◆ Work request
Your answer must be a single number: how many lines in the records include the word "heading".

◆ Data for analysis
------

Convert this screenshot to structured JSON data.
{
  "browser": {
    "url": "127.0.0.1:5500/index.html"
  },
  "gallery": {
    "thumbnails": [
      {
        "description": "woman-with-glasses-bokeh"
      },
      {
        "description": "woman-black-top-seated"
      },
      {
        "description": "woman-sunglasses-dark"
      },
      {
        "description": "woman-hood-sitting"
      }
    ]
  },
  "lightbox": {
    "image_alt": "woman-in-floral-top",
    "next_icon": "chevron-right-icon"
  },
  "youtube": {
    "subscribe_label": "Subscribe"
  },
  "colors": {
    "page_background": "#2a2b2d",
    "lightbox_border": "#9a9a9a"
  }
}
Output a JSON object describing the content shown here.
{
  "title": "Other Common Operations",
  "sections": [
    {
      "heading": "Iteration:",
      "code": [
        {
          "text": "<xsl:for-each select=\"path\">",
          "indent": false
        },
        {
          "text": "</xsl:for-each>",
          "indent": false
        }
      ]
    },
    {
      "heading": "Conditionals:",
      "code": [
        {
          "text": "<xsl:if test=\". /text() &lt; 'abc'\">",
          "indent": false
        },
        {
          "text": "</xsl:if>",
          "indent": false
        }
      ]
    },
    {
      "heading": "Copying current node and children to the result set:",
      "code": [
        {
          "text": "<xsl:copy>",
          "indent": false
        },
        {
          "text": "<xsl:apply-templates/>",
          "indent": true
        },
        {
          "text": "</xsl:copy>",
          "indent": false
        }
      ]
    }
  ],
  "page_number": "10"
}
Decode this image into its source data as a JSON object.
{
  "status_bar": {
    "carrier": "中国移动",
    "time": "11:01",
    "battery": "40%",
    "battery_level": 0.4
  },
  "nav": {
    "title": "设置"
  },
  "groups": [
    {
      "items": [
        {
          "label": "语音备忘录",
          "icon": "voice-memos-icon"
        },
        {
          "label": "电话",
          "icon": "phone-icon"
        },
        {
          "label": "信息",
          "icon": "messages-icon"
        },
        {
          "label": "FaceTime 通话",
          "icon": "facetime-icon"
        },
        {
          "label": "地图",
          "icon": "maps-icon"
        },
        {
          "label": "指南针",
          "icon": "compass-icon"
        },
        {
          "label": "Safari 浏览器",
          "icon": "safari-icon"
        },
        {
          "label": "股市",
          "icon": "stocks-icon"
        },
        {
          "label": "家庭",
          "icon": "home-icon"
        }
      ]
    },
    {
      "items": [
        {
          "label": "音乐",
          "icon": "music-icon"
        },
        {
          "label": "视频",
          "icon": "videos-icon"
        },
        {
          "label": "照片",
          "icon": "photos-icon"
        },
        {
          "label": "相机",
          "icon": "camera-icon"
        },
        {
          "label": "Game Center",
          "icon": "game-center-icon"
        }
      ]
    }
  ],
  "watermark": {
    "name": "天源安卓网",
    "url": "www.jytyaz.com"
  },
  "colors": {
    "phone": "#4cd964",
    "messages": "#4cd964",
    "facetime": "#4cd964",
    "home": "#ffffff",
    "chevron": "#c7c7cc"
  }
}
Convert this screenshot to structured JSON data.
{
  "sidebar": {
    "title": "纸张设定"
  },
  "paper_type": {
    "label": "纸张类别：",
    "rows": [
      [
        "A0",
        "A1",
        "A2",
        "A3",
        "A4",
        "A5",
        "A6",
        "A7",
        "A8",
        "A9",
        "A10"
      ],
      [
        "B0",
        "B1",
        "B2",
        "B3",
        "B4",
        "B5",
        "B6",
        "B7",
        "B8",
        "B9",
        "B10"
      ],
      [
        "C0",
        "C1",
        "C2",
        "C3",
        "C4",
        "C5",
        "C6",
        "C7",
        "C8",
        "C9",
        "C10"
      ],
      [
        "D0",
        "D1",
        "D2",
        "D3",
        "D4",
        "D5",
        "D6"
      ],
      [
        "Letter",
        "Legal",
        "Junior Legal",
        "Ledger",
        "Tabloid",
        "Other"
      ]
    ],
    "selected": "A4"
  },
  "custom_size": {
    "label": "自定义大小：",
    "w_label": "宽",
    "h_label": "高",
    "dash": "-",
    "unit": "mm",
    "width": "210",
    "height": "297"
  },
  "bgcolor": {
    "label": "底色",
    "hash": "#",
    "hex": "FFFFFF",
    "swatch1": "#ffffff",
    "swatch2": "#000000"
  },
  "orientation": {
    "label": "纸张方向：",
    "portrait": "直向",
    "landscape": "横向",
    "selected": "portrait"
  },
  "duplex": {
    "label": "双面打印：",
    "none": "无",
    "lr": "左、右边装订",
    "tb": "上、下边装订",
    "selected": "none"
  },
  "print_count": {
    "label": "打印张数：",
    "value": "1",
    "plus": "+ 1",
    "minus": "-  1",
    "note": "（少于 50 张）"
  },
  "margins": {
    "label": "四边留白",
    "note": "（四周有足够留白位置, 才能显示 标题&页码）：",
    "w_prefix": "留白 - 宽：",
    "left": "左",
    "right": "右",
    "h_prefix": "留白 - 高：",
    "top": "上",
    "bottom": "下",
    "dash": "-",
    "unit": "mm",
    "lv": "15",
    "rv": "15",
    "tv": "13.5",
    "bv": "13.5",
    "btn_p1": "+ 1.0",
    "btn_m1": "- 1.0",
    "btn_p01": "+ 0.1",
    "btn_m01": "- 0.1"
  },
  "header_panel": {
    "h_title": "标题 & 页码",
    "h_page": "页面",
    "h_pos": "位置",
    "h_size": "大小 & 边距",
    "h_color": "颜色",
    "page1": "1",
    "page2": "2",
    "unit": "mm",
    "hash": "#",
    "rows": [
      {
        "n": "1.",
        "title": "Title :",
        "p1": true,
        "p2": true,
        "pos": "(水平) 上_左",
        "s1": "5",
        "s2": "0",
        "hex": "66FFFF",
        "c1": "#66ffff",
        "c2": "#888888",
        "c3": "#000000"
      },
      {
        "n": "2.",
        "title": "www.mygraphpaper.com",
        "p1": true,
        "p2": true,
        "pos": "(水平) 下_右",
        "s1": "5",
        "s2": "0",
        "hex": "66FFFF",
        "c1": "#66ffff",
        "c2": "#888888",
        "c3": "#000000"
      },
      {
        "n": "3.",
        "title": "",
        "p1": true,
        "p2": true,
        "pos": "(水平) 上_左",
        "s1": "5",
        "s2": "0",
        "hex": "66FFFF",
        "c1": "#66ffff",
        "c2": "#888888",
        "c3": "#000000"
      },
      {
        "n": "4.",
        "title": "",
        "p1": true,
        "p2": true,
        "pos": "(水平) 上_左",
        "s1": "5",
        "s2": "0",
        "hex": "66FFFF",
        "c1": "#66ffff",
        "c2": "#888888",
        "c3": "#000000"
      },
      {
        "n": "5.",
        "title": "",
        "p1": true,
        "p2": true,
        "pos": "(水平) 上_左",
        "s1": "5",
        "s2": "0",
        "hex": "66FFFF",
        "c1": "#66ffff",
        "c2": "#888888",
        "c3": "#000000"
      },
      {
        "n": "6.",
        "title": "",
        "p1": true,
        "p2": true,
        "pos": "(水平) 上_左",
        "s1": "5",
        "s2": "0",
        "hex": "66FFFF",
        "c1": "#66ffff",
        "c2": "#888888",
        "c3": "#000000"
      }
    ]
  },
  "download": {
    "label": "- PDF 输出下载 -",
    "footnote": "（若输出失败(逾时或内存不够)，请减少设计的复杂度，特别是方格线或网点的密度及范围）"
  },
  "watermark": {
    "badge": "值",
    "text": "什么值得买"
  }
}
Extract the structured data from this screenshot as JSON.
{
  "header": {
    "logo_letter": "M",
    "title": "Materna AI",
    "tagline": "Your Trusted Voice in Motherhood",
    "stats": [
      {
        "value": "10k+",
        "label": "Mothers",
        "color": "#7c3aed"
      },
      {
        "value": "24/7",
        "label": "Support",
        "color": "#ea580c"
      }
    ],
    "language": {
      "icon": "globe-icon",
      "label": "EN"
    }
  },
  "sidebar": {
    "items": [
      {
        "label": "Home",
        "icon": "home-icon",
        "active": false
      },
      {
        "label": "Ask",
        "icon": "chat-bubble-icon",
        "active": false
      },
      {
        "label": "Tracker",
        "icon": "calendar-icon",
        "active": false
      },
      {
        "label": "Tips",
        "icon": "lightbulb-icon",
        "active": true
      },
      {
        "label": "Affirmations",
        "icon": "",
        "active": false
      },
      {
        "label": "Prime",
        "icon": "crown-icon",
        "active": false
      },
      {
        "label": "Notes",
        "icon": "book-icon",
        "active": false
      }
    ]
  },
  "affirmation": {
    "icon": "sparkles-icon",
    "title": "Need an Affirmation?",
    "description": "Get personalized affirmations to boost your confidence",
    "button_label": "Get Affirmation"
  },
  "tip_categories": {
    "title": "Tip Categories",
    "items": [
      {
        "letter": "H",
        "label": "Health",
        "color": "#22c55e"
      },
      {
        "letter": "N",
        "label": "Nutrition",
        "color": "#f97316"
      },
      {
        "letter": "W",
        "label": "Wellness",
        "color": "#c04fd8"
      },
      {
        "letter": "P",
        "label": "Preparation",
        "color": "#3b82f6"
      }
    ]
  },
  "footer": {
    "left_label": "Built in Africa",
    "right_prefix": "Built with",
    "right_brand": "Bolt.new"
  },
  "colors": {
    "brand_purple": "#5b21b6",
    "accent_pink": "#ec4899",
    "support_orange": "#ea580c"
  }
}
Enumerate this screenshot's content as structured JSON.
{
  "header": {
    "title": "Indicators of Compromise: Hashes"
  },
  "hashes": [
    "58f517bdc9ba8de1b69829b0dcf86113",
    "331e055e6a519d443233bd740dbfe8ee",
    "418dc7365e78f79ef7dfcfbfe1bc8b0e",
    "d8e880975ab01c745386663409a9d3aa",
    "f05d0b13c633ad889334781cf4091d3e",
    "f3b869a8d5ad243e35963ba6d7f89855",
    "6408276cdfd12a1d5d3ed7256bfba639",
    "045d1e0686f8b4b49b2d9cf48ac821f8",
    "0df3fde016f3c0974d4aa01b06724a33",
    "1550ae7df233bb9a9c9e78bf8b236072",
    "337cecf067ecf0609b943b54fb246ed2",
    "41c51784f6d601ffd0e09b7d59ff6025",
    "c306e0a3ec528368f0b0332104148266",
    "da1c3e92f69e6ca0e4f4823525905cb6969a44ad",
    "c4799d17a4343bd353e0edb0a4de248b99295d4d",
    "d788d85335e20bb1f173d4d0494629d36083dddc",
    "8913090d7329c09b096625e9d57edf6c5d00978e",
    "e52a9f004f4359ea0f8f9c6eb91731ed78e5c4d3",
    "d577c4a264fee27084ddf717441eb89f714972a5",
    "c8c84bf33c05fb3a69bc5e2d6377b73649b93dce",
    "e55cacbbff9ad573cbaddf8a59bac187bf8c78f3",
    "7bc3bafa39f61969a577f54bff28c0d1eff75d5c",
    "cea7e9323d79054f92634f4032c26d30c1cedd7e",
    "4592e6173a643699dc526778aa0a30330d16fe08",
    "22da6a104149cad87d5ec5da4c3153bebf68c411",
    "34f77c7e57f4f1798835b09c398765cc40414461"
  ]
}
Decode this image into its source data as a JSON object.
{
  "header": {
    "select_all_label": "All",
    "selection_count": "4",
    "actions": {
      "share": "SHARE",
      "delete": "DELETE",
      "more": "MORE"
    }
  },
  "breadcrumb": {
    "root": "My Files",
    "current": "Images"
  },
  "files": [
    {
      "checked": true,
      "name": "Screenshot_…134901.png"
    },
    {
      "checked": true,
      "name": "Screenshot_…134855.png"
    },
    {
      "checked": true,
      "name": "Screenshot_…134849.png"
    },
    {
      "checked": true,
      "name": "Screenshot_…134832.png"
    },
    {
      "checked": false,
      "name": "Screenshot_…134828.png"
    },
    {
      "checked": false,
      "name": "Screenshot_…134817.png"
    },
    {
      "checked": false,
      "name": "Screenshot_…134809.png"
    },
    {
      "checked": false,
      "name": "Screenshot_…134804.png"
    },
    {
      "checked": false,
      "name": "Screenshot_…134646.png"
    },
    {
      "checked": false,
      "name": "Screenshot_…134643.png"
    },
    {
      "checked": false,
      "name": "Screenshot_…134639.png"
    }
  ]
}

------

◆ Response to this task
3